* [RECORDS PROVIDED]

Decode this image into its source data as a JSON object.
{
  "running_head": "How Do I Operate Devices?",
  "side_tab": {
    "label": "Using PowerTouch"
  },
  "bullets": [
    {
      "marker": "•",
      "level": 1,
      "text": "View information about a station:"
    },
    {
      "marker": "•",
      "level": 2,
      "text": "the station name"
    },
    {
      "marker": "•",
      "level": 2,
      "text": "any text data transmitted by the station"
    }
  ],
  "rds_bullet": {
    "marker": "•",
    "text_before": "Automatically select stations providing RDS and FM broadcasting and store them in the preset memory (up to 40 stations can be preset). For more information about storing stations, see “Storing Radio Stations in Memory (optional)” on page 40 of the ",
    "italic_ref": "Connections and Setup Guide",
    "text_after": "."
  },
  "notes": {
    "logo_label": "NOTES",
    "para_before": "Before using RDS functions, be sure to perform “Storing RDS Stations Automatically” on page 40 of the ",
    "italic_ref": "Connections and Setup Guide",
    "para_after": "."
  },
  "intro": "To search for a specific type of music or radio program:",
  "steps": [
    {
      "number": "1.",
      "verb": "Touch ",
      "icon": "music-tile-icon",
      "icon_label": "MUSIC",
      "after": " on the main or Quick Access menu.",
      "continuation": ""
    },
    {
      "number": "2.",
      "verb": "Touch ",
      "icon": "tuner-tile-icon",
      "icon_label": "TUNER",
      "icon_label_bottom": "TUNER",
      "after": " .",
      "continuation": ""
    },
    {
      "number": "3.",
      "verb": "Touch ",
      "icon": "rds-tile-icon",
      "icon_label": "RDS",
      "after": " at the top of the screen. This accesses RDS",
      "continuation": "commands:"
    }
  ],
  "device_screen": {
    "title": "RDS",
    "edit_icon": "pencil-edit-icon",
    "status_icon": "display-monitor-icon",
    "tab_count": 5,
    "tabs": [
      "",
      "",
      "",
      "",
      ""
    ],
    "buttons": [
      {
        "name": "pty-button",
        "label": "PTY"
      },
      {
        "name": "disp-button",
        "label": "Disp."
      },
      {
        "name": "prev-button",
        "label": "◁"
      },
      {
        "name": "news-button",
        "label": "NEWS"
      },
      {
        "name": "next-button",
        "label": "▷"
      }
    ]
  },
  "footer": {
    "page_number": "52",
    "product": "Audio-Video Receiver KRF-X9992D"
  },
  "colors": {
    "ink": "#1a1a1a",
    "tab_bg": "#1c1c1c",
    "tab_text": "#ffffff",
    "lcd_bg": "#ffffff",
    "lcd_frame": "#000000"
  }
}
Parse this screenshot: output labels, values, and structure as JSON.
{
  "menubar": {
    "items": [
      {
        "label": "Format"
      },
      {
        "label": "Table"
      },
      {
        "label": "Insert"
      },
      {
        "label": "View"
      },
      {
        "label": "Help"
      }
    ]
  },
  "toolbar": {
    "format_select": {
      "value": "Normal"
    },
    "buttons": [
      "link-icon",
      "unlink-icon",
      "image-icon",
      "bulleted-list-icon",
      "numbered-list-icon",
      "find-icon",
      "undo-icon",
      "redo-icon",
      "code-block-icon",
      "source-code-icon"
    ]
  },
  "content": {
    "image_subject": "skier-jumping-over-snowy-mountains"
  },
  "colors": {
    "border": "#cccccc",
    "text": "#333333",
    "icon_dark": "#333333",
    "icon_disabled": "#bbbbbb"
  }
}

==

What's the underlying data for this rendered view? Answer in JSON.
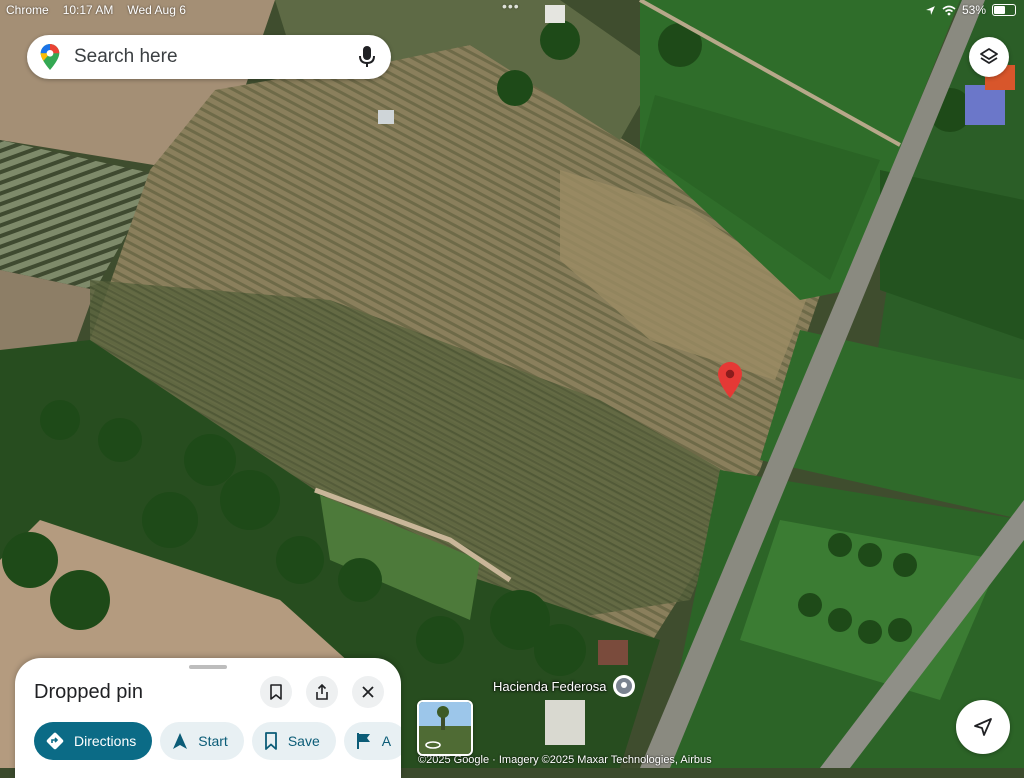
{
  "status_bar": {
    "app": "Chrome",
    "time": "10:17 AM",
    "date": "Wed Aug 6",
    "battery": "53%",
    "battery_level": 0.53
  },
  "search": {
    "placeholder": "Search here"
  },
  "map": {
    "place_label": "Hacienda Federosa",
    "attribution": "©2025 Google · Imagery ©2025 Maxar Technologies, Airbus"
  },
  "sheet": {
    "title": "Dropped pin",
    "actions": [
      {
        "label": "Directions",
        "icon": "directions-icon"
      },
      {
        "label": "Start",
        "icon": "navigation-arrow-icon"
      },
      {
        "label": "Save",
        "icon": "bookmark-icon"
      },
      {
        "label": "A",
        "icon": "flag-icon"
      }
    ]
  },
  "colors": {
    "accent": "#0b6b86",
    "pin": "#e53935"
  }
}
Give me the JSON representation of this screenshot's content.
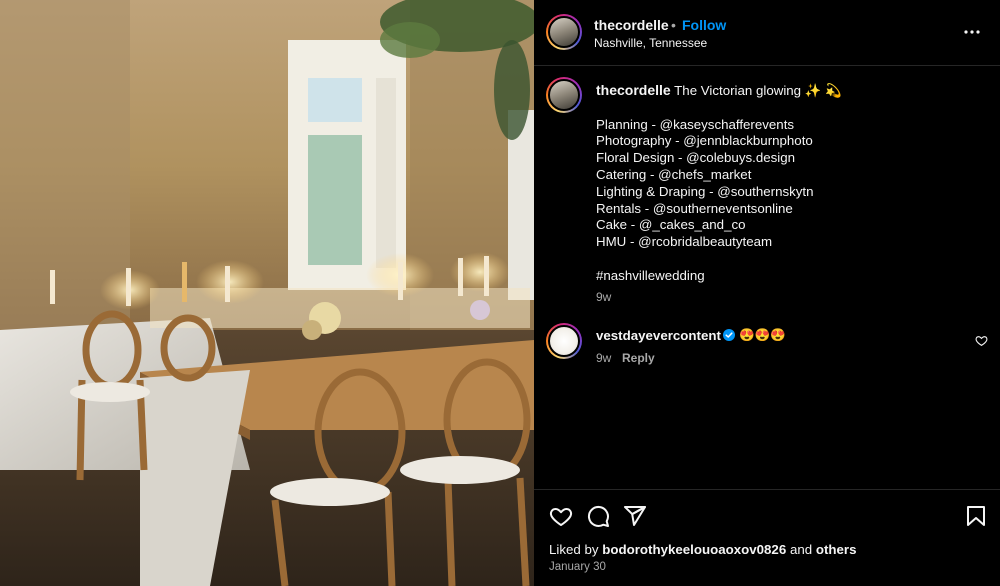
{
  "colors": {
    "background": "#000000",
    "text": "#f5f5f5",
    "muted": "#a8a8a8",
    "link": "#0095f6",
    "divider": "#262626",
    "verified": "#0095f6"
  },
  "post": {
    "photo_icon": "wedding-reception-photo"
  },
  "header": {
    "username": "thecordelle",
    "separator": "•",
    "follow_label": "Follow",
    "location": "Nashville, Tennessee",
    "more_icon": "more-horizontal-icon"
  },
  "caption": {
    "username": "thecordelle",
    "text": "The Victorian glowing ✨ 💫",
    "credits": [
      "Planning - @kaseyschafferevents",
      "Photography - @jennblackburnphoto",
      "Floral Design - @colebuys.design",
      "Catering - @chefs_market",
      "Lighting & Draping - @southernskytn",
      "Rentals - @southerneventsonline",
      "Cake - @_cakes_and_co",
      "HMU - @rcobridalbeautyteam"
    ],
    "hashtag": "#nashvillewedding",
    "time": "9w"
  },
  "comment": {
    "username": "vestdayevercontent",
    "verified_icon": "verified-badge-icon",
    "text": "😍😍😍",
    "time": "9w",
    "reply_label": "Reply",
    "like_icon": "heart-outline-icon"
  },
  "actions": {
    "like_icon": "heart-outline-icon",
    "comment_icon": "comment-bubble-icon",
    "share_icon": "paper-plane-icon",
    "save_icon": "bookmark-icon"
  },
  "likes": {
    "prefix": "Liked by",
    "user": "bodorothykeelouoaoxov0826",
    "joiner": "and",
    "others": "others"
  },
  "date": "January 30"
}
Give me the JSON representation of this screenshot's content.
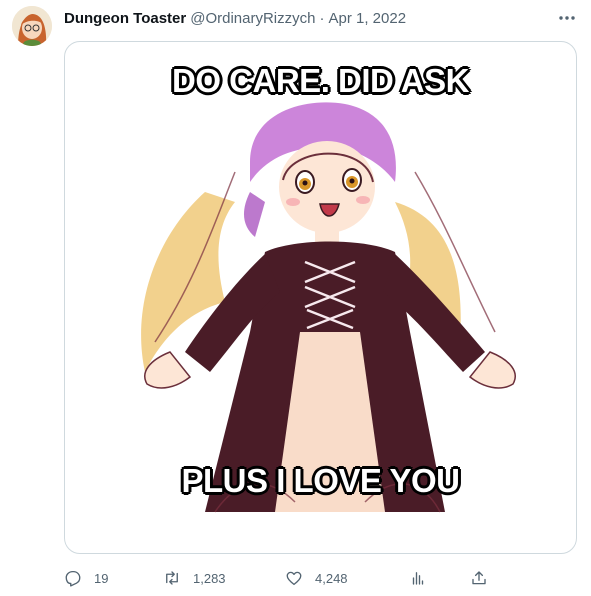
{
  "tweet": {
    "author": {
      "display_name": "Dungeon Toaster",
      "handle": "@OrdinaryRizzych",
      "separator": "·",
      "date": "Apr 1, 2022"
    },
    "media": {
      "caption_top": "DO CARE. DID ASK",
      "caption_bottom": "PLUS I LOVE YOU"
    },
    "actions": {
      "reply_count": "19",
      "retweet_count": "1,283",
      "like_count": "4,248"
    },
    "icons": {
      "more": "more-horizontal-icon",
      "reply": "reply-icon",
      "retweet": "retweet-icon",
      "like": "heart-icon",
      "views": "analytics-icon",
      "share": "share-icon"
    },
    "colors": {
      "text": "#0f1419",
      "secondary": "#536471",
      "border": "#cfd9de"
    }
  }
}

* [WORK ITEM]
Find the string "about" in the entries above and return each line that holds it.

* [TASK RESULT]
      "text": "View information about a station:"
    "text_before": "Automatically select stations providing RDS and FM broadcasting and store them in the preset memory (up to 40 stations can be preset). For more information about storing stations, see “Storing Radio Stations in Memory (optional)” on page 40 of the ",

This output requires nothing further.